Issue: Our entire bathroom needed an aesthetic upgrade. Sore spots included the large mirror that had been glued to the wall by the builder and had been discoloring for years from behind. Removing it would have created more work in wall repair. Instead I created a 2-step border, in the same decorative tissue and leaf paint finishes that I'd used elsewhere in the room, to frame around the old mirror, hide discoloration and tie the theme together throughout the room. When finished, I mimicked the process in accessories (boxes, glasses, etc.).
4 Hours 50 Easy
Commented on Mar 04, 2013
I'm in same boat. This is a great idea. Thanks for the very clear photos and instructions.
The white laminate counters in my kitchen, there when I bought my place, are in great shape -
amazing as they are the original countertops 1980. The problem is the seam at the top and bottom of the 1" front edge. Would this or any other paint cover the edge seams and counter top evenly? Thanks in advance.
Several Hometalkers have posted recently about potting up paperwhites (Narcissus tazetta), one of the most popular, and easiest, plants for indoor forcing. Simply put them in a bowl with some pebbles, add a little water, and, two to three weeks later, voila. But one recurrent problem is the tendency of these fragrant bloomers to flop over. The solution: alcohol. Yes, by irrigating your plants with a diluted solution of alcohol (you can use vodka, gin, tequila, rum or even rubbing

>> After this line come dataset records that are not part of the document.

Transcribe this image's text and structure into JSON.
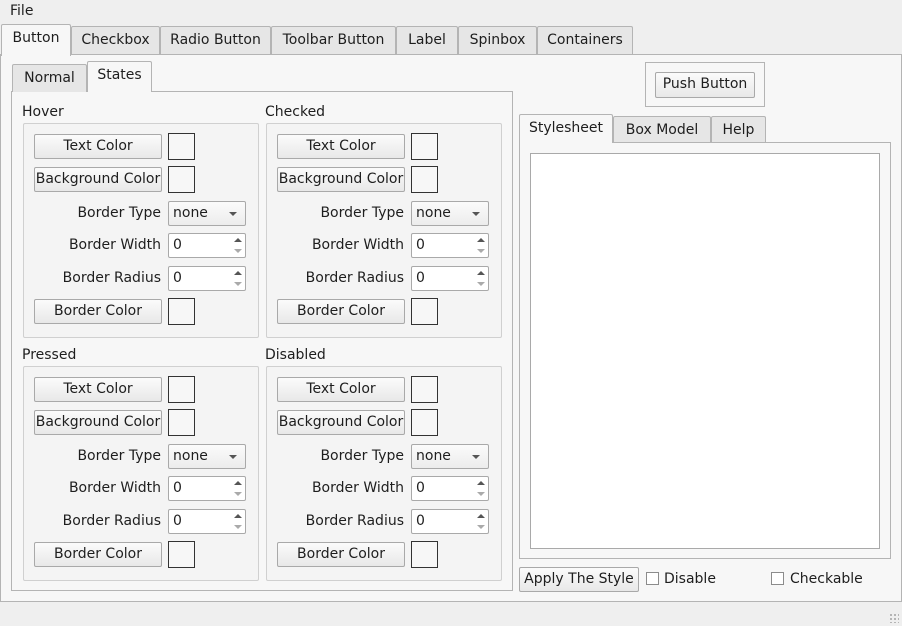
{
  "menu": {
    "file": "File"
  },
  "main_tabs": [
    "Button",
    "Checkbox",
    "Radio Button",
    "Toolbar Button",
    "Label",
    "Spinbox",
    "Containers"
  ],
  "sub_tabs": [
    "Normal",
    "States"
  ],
  "groups": {
    "hover": {
      "title": "Hover",
      "text_color": "Text Color",
      "background_color": "Background Color",
      "border_type_label": "Border Type",
      "border_type_value": "none",
      "border_width_label": "Border Width",
      "border_width_value": "0",
      "border_radius_label": "Border Radius",
      "border_radius_value": "0",
      "border_color": "Border Color"
    },
    "checked": {
      "title": "Checked",
      "text_color": "Text Color",
      "background_color": "Background Color",
      "border_type_label": "Border Type",
      "border_type_value": "none",
      "border_width_label": "Border Width",
      "border_width_value": "0",
      "border_radius_label": "Border Radius",
      "border_radius_value": "0",
      "border_color": "Border Color"
    },
    "pressed": {
      "title": "Pressed",
      "text_color": "Text Color",
      "background_color": "Background Color",
      "border_type_label": "Border Type",
      "border_type_value": "none",
      "border_width_label": "Border Width",
      "border_width_value": "0",
      "border_radius_label": "Border Radius",
      "border_radius_value": "0",
      "border_color": "Border Color"
    },
    "disabled": {
      "title": "Disabled",
      "text_color": "Text Color",
      "background_color": "Background Color",
      "border_type_label": "Border Type",
      "border_type_value": "none",
      "border_width_label": "Border Width",
      "border_width_value": "0",
      "border_radius_label": "Border Radius",
      "border_radius_value": "0",
      "border_color": "Border Color"
    }
  },
  "preview": {
    "push_button": "Push Button"
  },
  "right_tabs": [
    "Stylesheet",
    "Box Model",
    "Help"
  ],
  "stylesheet_text": "",
  "footer": {
    "apply": "Apply The Style",
    "disable": "Disable",
    "checkable": "Checkable"
  }
}
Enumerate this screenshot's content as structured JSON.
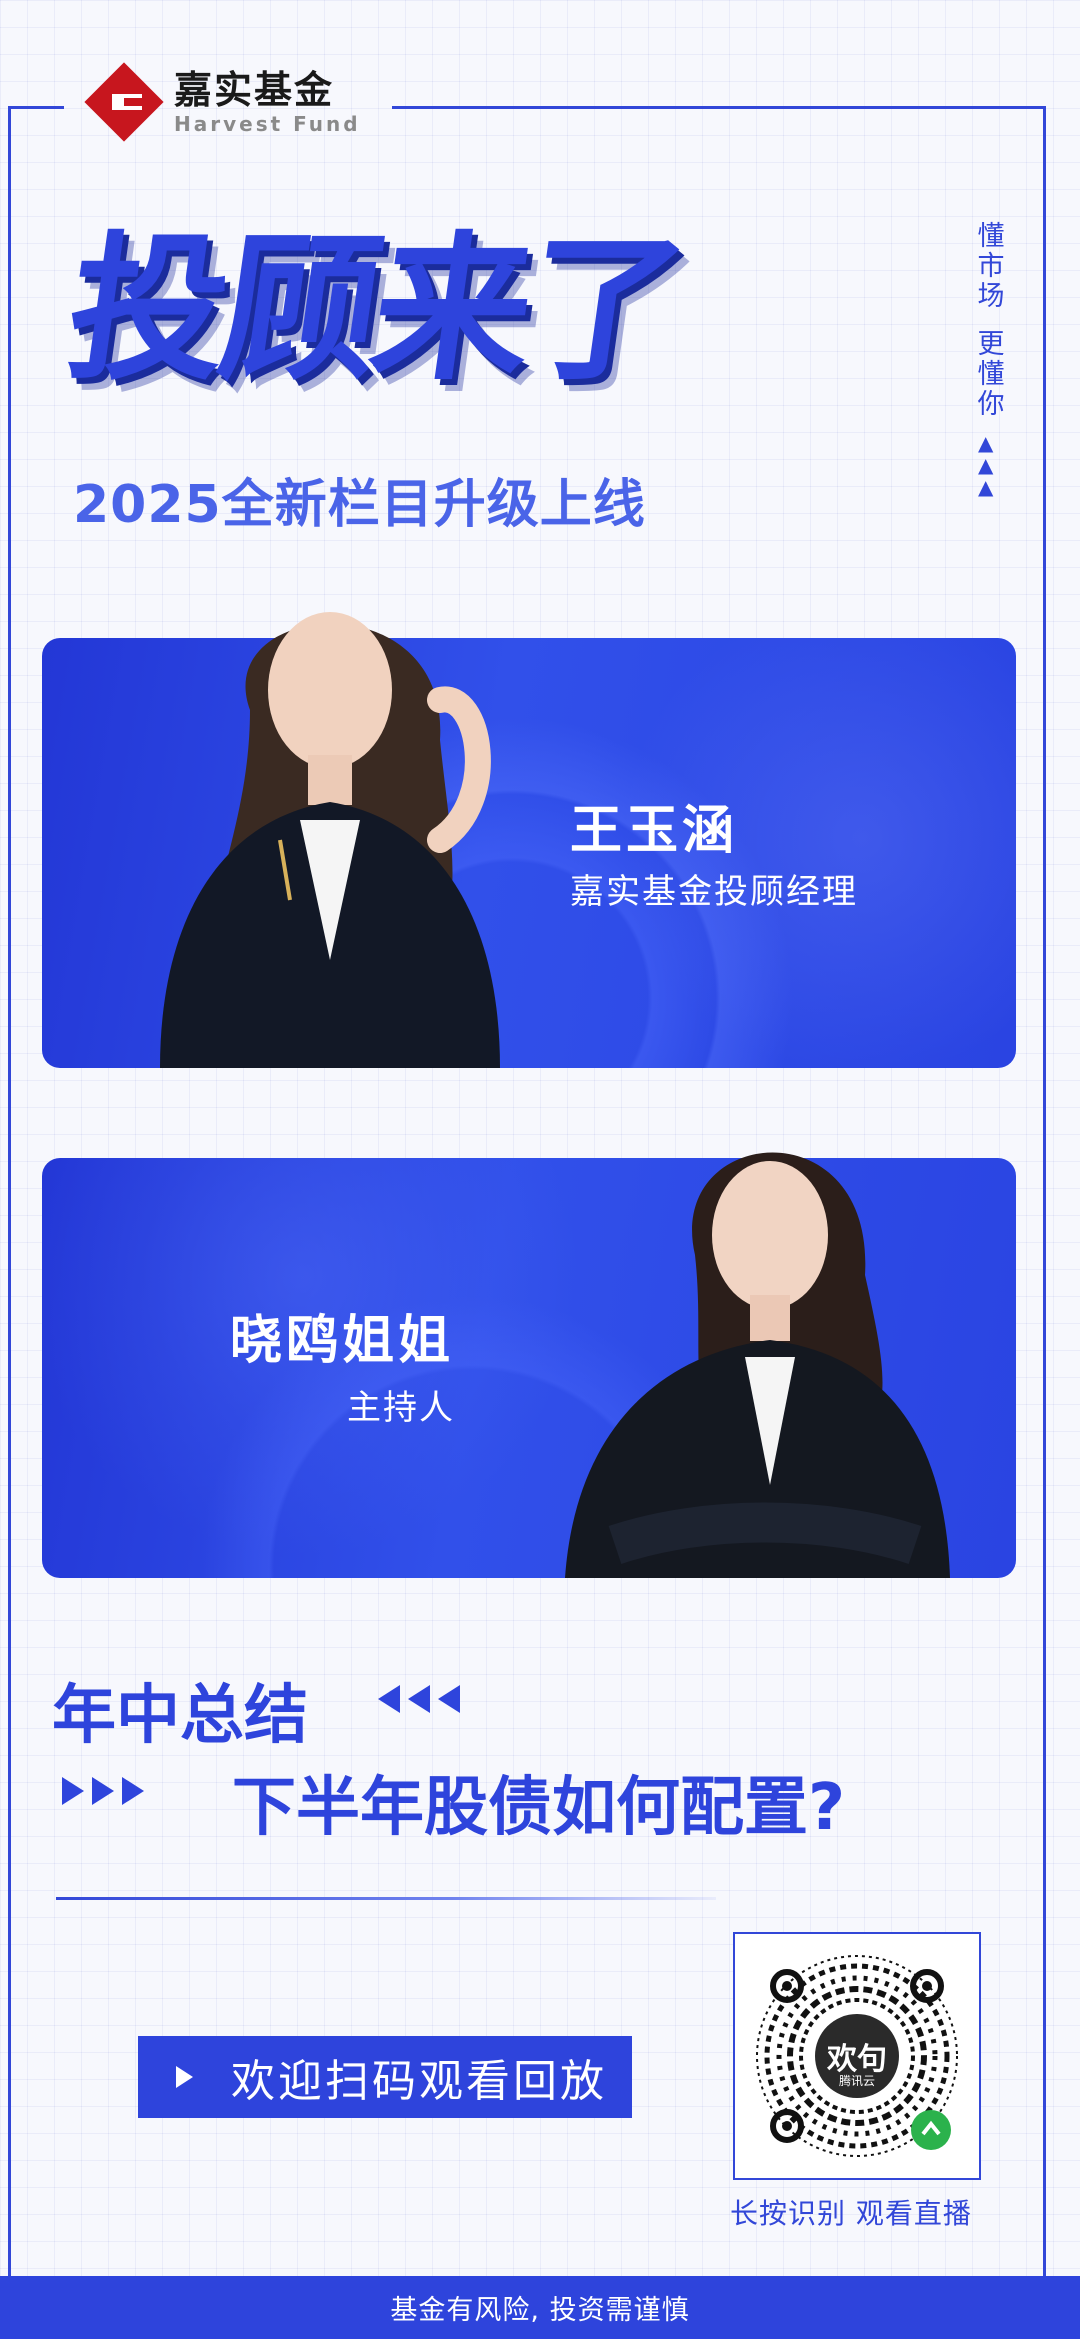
{
  "brand": {
    "name_cn": "嘉实基金",
    "name_en": "Harvest Fund",
    "accent": "#2e44dc",
    "logo_red": "#c7161e"
  },
  "hero": {
    "title": "投顾来了",
    "subtitle": "2025全新栏目升级上线"
  },
  "side_slogan": {
    "line1": [
      "懂",
      "市",
      "场"
    ],
    "line2": [
      "更",
      "懂",
      "你"
    ],
    "arrows_icon": "triangle-up-icon"
  },
  "guest": {
    "name": "王玉涵",
    "role": "嘉实基金投顾经理"
  },
  "host": {
    "name": "晓鸥姐姐",
    "role": "主持人"
  },
  "topics": {
    "line1": "年中总结",
    "line2": "下半年股债如何配置?"
  },
  "cta": {
    "label": "欢迎扫码观看回放",
    "icon": "play-icon"
  },
  "qr": {
    "center_text": "欢句",
    "center_sub": "腾讯云",
    "caption": "长按识别  观看直播"
  },
  "footer": {
    "disclaimer": "基金有风险, 投资需谨慎"
  }
}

alcohol) you will end up with plants that are about one-third less high, but with blooms that are just as fragrant and last just as long. And this isn't just a folk remedy. The folks at the Flowerbulb Research Program at Cornell University have tested it and proven it works. Two caveats: don't use too much alcohol (a 4 to 6 percent solution is optimal) and don't use beer or wine, as the sugars in those will cause major problems for the plants. You'll find complete directions here: